That was just before the 2000 election. Van Bergen had never been politically active, but after reading the contentious U.S. Supreme Court decision to stop the vote recount, Van Bergen became inspired. She started to post comments on an online message board. "I really wanted to have a discussion about it, an intelligent discussion," Van Bergen recalls. "Mostly what I got was, 'Get over it.' Nasty stuff. And then there were some people who were genuinely upset and wanted to know why it happened."
Her online diatribes led to a writing gig with Truthout, a leftist online magazine, just as the federal government passed the USA Patriot Act in the wake of the 2001 terrorist attack. The act has been widely criticized for its modification of legal procedures and expansion of investigative powers when dealing with alleged terrorists. In April 2002, Van Bergen authored a six-part series on the law.

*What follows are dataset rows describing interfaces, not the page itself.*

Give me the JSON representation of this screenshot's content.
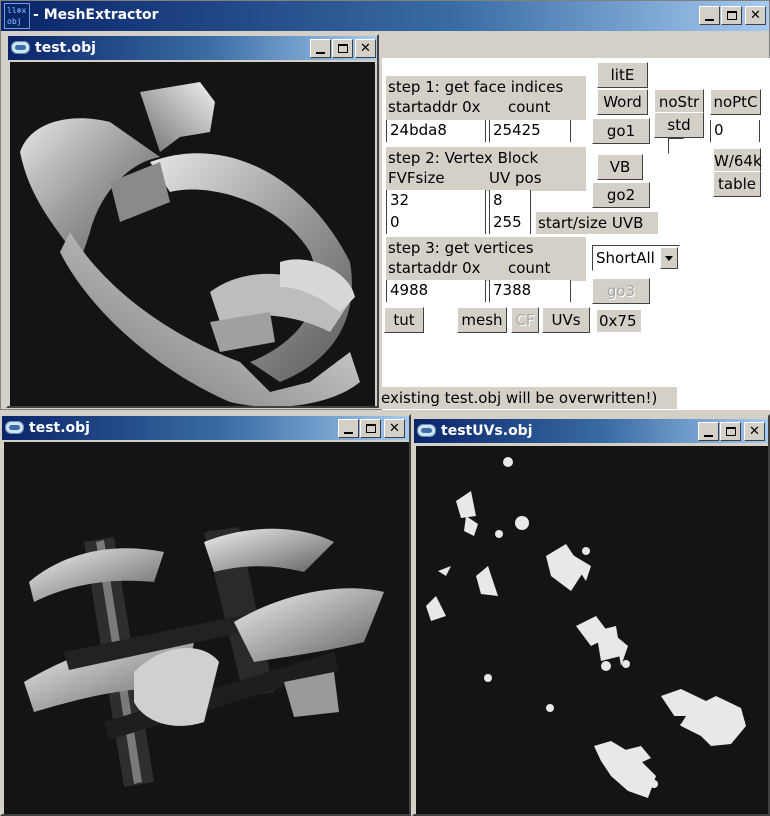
{
  "app": {
    "title": "MeshExtractor",
    "title_prefix": "- ",
    "icon_line1": "ll⊗x",
    "icon_line2": "obj"
  },
  "windows": {
    "top_model": {
      "title": "test.obj"
    },
    "bottom_model": {
      "title": "test.obj"
    },
    "uv_view": {
      "title": "testUVs.obj"
    }
  },
  "panel": {
    "step1": {
      "title": "step 1: get face indices",
      "addr_label": "startaddr 0x",
      "count_label": "count",
      "addr_value": "24bda8",
      "count_value": "25425"
    },
    "step2": {
      "title": "step 2: Vertex Block",
      "fvf_label": "FVFsize",
      "uvpos_label": "UV pos",
      "fvf_value": "32",
      "uvpos_value": "8",
      "uvb_start_value": "0",
      "uvb_size_value": "255",
      "uvb_label": "start/size UVB"
    },
    "step3": {
      "title": "step 3: get vertices",
      "addr_label": "startaddr 0x",
      "count_label": "count",
      "addr_value": "4988",
      "count_value": "7388"
    },
    "buttons": {
      "lite": "litE",
      "word": "Word",
      "nostr": "noStr",
      "noptc": "noPtC",
      "go1": "go1",
      "std": "std",
      "vb": "VB",
      "go2": "go2",
      "w64k": "W/64k",
      "table": "table",
      "go3": "go3",
      "tut": "tut",
      "mesh": "mesh",
      "cf": "CF",
      "uvs": "UVs"
    },
    "noptc_value": "0",
    "format_select": "ShortAll",
    "hex_readout": "0x75",
    "status": "existing test.obj will be overwritten!)"
  }
}
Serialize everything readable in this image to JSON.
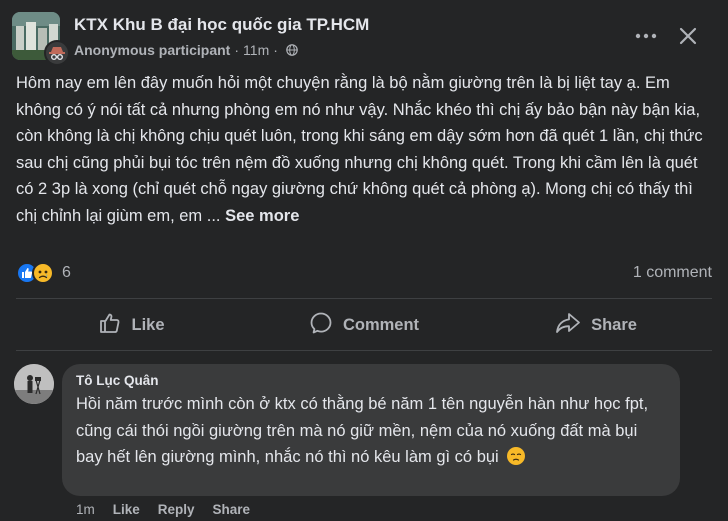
{
  "post": {
    "group_name": "KTX Khu B đại học quốc gia TP.HCM",
    "author": "Anonymous participant",
    "separator": "·",
    "time": "11m",
    "body": "Hôm nay em lên đây muốn hỏi một chuyện rằng là bộ nằm giường trên là bị liệt tay ạ. Em không có ý nói tất cả nhưng phòng em nó như vậy. Nhắc khéo thì chị ấy bảo bận này bận kia, còn không là chị không chịu quét luôn, trong khi sáng em dậy sớm hơn đã quét 1 lần, chị thức sau chị cũng phủi bụi tóc trên nệm đồ xuống nhưng chị không quét. Trong khi cầm lên là quét có 2 3p là xong (chỉ quét chỗ ngay giường chứ không quét cả phòng ạ). Mong chị có thấy thì chị chỉnh lại giùm em, em ...",
    "see_more": "See more",
    "reaction_count": "6",
    "comment_count": "1 comment"
  },
  "actions": {
    "like": "Like",
    "comment": "Comment",
    "share": "Share"
  },
  "comment": {
    "author": "Tô Lục Quân",
    "text": "Hồi năm trước mình còn ở ktx có thằng bé năm 1 tên nguyễn hàn như học fpt, cũng cái thói ngồi giường trên mà nó giữ mền, nệm của nó xuống đất mà bụi bay hết lên giường mình, nhắc nó thì nó kêu làm gì có bụi",
    "time": "1m",
    "like": "Like",
    "reply": "Reply",
    "share": "Share"
  },
  "colors": {
    "background": "#242526",
    "bubble": "#3a3b3c",
    "text_primary": "#e4e6eb",
    "text_secondary": "#b0b3b8",
    "like_blue": "#1877f2",
    "sad_yellow": "#f7b928"
  },
  "icons": [
    "group-avatar",
    "anonymous-icon",
    "globe-icon",
    "more-icon",
    "close-icon",
    "like-reaction-icon",
    "sad-reaction-icon",
    "thumbs-up-icon",
    "comment-icon",
    "share-icon",
    "sad-emoji-icon"
  ]
}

She also lobbied the Broward County Commission in early 2003 to pass a resolution protesting the Patriot Act. At the time, Broward was the most populous community in the nation to pass such an ordinance. "Certainly Jennifer was among the first to realize and write about the dangers of the Patriot Act," says Lori Gold, chair of the Broward ACLU.
The series led to a book deal with Common Courage Press, a small, left-wing publisher in Maine whose titles attack the Bush administration and right-wing policies in preach-to-the-choir style. "When you look at something while you're standing on the ground, you say, 'Oh, that's no big deal,'" says Greg Bates, the publishing house's editor. "But when you're in an airplane and you can see everything laid out in front of you, you realize how big an issue it is and how frightening it can be. That's what Jennifer has done by making the Patriot Act accessible and explaining it in every detail. She takes the reader up in an airplane."
Indeed, The Twilight of Democracy, though dense and academic, succeeds in pointing out the flaws in the Patriot Act and the threats it poses to due process, habeas corpus, and other constitutional principles. Van Bergen also veers quite a bit, discussing, among other things, the coup in Haiti and the Free Trade of the Americas protest in Miami.
"I think the real value of the book is that it connects a broad range of issues that don't necessarily seem to be connected at first blush but in reality show that there are significant changes going on in the nature and structure of the American political system," says Peter Erlinder, a past president of the National Lawyers Guild and a professor at William Mitchell College of Law in St. Paul, Minnesota. "It's a call to defense of fundamental constitutional values."
Van Bergen's sound-the-alarm style likely won't inspire those who aren't already aiming for a way to oust Bush from the Oval Office. In fact, Van Bergen paints Bush not simply as a headstrong chief executive with little reverence for international law and multilateralism but as no less than a modern Caesar intent on creating a "fascist" empire headed by business cronies. In other words, the dash of doomsday is all too palpable in Van Bergen's prose.
Lightning flashes off the Broward coast, illuminating the inside of the Hallandale Beach apartment in a bright burst. Van Bergen looks out the window, recalling why she decided to write the book in the first place. "People think they don't need to know about constitutional rights or can't learn about them," she says. "They think that's what lawyers do. I'm trying to give that to the reader, make it easy for anyone to understand."